Over the years, you’ve really become a staple in the metal community due in part to your consistency, as if to say that every Adam Burke-fronted record is worth a listen. Some folks would even argue that you’re the modern day Dan Seagrave. I’d argue this is true with ‘The Way It Ends’ being yet another fantastic record to partner with your work. To what do you attribute this? Burke: For me, there’s still a feeling of mystery and luck to it. I never imagined that this would be my career. If you’d ask me when I was a little kid what I wanted to be, I would’ve said an artist. I’d then spend the rest of my life trying to figure out real jobs, so it’s still sort of dawning on me that this happens, that there’s this level of recognition. Partly, I feel like it’s just having done it for a few years now. I’d like to say it’s the quality of the work. I hope that’s part of it. There’s a lot of them out there now. It’s recognizable and there’s the weight of experience behind it, hopefully a unified style to it where people can look at it and think “oh that’s an Adam Burke”. I still feel very lucky that people seek me out. It’s all pretty cool. We’ll be seeing plenty of Adam Burke throughout the coming months, that’s for sure. Each of your paintings embody a very personal, human-like element to it. ‘The Way It Ends’ is no different. What do you intend viewers to take from your work, including this particular record? Burke: Speaking to the consistency, for me every painting is challenging. There’s almost never one that flies out of the brushes. They’re all hard and take a lot of research and concentration. What I’m always trying to do is improve my skill and give people a high level of draftsmanship, specifically with the technical ends of things. For my own self-critical place, I have endless improvement that needs to happen. I hope that working from that place comes through in the painting so that it looks like I’m trying hard and putting a lot of myself into it. I would like people to feel that.
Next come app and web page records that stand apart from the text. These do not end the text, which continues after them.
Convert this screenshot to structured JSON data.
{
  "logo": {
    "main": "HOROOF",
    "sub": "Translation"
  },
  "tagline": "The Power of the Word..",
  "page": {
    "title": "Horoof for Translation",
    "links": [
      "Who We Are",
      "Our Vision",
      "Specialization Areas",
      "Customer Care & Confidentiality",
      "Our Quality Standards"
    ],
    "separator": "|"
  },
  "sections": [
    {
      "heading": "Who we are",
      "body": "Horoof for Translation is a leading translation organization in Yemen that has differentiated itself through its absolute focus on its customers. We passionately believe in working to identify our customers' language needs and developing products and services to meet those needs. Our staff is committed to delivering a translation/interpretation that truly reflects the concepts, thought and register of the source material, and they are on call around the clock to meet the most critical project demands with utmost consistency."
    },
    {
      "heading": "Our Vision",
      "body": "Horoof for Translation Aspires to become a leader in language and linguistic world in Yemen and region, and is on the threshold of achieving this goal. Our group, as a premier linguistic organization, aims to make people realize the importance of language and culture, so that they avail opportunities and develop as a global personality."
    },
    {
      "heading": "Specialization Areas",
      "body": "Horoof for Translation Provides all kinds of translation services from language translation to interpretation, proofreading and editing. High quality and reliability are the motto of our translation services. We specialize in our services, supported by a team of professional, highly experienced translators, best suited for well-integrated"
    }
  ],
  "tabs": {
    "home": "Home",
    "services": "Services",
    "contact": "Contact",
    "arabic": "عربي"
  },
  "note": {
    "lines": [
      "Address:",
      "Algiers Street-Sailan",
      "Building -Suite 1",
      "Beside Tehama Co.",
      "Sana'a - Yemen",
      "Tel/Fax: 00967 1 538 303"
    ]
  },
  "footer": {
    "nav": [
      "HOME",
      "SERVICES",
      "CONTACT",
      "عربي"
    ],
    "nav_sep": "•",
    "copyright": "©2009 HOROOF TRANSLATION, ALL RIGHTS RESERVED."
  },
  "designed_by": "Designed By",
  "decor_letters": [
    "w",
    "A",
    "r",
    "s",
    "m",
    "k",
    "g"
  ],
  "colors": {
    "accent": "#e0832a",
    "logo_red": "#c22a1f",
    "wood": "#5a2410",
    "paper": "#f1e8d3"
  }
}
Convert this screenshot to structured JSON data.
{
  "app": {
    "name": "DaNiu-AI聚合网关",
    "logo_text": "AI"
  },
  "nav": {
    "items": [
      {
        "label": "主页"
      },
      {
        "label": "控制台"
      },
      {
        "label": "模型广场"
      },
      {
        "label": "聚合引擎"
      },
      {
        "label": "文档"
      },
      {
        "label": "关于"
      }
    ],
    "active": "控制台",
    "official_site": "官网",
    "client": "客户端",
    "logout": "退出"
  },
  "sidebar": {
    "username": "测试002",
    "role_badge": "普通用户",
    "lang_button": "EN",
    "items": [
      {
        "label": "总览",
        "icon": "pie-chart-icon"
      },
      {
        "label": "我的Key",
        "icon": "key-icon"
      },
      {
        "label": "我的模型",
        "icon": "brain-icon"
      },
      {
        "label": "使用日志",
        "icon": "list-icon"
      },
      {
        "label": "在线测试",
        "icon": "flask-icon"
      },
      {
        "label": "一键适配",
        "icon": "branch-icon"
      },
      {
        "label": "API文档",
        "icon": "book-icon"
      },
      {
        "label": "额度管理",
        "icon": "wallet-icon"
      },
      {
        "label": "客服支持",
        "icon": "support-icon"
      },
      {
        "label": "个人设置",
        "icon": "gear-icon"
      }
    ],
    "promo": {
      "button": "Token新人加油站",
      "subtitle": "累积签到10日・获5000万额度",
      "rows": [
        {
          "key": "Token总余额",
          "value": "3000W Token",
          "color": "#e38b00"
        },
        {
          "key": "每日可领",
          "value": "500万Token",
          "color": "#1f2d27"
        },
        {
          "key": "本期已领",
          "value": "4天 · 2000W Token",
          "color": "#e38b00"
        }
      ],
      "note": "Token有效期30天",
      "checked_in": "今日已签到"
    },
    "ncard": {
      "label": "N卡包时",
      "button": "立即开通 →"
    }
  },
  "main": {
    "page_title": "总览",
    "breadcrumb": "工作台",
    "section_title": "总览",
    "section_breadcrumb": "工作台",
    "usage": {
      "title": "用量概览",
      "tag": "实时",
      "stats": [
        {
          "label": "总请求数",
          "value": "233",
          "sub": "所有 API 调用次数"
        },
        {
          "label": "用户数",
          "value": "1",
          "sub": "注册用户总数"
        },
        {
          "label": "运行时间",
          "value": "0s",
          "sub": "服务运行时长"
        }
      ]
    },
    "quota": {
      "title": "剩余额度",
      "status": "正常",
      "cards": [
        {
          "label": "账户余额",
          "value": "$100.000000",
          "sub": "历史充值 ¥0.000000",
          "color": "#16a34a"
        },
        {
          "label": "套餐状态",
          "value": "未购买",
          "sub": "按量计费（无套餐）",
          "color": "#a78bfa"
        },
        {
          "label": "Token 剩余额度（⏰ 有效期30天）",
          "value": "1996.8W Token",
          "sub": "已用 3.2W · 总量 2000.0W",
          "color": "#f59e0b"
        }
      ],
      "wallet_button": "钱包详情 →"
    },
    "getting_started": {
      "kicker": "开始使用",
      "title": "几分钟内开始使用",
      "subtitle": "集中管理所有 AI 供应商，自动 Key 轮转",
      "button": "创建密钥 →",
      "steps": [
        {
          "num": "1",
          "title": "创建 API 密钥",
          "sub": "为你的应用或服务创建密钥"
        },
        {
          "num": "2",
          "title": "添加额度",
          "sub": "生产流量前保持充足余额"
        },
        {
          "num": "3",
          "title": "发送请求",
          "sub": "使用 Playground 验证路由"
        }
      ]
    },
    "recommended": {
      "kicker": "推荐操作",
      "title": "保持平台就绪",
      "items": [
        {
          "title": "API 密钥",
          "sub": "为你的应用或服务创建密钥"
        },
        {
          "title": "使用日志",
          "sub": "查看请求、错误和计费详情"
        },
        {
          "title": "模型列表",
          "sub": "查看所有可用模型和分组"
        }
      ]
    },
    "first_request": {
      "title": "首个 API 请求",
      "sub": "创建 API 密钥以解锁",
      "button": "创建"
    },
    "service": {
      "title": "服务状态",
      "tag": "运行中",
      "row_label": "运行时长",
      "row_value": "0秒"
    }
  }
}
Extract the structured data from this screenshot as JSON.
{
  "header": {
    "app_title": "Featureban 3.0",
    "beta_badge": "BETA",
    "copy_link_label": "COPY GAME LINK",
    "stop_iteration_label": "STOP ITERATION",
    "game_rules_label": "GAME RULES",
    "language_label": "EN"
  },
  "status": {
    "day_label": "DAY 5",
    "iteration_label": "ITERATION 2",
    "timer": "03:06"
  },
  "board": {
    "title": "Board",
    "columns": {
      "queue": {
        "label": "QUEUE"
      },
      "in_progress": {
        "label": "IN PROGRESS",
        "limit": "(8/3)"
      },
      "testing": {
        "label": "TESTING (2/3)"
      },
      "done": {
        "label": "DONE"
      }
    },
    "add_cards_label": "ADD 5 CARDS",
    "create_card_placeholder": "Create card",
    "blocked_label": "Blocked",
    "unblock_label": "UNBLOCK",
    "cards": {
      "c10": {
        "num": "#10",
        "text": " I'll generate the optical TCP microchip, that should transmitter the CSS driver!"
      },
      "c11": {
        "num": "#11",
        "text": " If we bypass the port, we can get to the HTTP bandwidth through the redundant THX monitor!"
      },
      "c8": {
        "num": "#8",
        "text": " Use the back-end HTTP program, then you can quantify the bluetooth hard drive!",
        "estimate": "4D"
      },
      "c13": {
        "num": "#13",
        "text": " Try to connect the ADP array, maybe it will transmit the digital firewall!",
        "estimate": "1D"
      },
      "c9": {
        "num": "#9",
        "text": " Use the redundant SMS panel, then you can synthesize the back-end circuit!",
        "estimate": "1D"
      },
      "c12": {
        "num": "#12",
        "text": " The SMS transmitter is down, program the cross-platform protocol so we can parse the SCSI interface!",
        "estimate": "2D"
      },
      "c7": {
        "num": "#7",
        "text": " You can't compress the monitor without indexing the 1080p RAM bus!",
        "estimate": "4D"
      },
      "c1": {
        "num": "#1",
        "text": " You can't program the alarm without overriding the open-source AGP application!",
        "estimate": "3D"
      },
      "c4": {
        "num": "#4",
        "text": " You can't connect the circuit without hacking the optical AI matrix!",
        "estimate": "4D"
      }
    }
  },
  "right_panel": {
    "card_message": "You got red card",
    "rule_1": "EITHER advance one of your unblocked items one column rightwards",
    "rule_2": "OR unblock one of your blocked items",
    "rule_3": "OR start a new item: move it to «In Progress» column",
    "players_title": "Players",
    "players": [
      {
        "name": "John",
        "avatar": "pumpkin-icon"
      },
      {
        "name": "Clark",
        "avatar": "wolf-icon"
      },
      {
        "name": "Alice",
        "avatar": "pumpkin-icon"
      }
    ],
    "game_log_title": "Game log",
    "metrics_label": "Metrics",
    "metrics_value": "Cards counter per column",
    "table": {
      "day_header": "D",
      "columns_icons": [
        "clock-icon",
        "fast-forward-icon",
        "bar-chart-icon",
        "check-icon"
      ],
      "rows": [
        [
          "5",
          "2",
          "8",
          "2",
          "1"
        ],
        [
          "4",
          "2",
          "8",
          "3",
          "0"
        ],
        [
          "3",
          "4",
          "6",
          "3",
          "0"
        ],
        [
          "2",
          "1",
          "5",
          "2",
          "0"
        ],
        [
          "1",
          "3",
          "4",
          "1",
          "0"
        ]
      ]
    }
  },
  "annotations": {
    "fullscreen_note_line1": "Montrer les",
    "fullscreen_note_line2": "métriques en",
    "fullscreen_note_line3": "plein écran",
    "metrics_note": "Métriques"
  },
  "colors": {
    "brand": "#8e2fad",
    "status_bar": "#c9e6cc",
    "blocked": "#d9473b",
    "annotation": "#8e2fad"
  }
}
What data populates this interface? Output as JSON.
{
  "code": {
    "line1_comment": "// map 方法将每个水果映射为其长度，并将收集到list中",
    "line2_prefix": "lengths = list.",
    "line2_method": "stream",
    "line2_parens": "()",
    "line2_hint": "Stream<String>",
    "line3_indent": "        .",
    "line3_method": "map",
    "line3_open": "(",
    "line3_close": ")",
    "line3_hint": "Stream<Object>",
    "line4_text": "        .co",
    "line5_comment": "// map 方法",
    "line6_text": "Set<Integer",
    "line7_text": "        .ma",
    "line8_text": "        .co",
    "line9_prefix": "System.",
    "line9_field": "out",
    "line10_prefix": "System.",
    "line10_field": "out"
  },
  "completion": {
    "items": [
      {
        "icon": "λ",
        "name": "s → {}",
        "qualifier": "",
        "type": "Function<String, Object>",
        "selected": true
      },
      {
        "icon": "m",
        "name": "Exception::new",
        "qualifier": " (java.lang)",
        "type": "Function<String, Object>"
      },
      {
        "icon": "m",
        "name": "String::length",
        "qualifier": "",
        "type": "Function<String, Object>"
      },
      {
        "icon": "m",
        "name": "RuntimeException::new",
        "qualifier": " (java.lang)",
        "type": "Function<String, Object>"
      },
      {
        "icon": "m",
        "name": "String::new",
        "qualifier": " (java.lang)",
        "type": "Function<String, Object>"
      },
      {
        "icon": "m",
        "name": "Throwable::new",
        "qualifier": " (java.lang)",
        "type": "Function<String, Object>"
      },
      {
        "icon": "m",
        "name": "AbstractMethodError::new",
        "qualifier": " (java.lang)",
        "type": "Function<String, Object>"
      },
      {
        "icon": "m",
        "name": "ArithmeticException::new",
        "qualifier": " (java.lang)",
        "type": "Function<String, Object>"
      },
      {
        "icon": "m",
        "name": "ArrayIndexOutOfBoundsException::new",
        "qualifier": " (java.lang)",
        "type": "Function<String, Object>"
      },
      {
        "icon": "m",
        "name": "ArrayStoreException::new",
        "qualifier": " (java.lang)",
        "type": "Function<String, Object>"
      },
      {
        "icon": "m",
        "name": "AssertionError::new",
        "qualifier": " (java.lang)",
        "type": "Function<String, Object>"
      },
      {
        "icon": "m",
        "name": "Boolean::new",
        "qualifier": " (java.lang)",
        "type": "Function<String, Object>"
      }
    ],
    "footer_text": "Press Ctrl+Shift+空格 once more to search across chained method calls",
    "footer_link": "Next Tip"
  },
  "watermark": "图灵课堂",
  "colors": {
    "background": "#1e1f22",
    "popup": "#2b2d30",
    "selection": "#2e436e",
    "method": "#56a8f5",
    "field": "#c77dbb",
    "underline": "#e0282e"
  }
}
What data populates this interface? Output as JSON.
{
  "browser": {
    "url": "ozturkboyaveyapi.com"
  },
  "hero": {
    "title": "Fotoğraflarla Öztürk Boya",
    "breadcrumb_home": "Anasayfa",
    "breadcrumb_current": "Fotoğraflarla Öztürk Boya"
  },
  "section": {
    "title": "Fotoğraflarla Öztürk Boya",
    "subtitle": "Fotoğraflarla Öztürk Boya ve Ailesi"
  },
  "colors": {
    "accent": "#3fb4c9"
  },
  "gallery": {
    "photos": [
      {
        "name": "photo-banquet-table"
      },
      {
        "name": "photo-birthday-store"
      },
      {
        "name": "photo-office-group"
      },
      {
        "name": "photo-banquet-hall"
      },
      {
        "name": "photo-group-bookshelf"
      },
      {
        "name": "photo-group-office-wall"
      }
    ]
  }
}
Live shows may not be in our foreseeable future, but 'The Way It Ends' is a record that was made for the live setting. What do you hope to bring to the stage once concerts make their way back? Wille: We want to bring our best man. We haven’t gotten to physically sit in a room and play the songs together. I can’t wait for the day we get to play A Flag To Wave live or really any other tracks on the record. That’s really when it comes to life. Just thinking about it gets me excited because it’s going to be a coming to life for us and everyone else at the same time. Let’s hope that happens sooner rather than later. With audiences staying home and listening to music, it allows for one to really appreciate the art, musicianship, and really the honesty that gets put into these compositions. What do you intend for listeners to take from the heartfelt experience you’ve set forth? Wille: It’s hard to say. I hope that listeners get a sense of familiarity with The Place I Feel Safest, the experimental aspects of I Let The Devil In and really just make their own interpretations based on all of that. I hope that people enjoy it and get something from it, but there’s no real grand design on our part to shape people’s opinions on it in any way aside from what we’ve already done. Once it reaches the world, it’s in everyone else’s hands and it’s up to them to decide what they take from it, cover art and all.
The Way It Ends arrives on June 5th via SharpTone Records. Pre-order your copy HERE.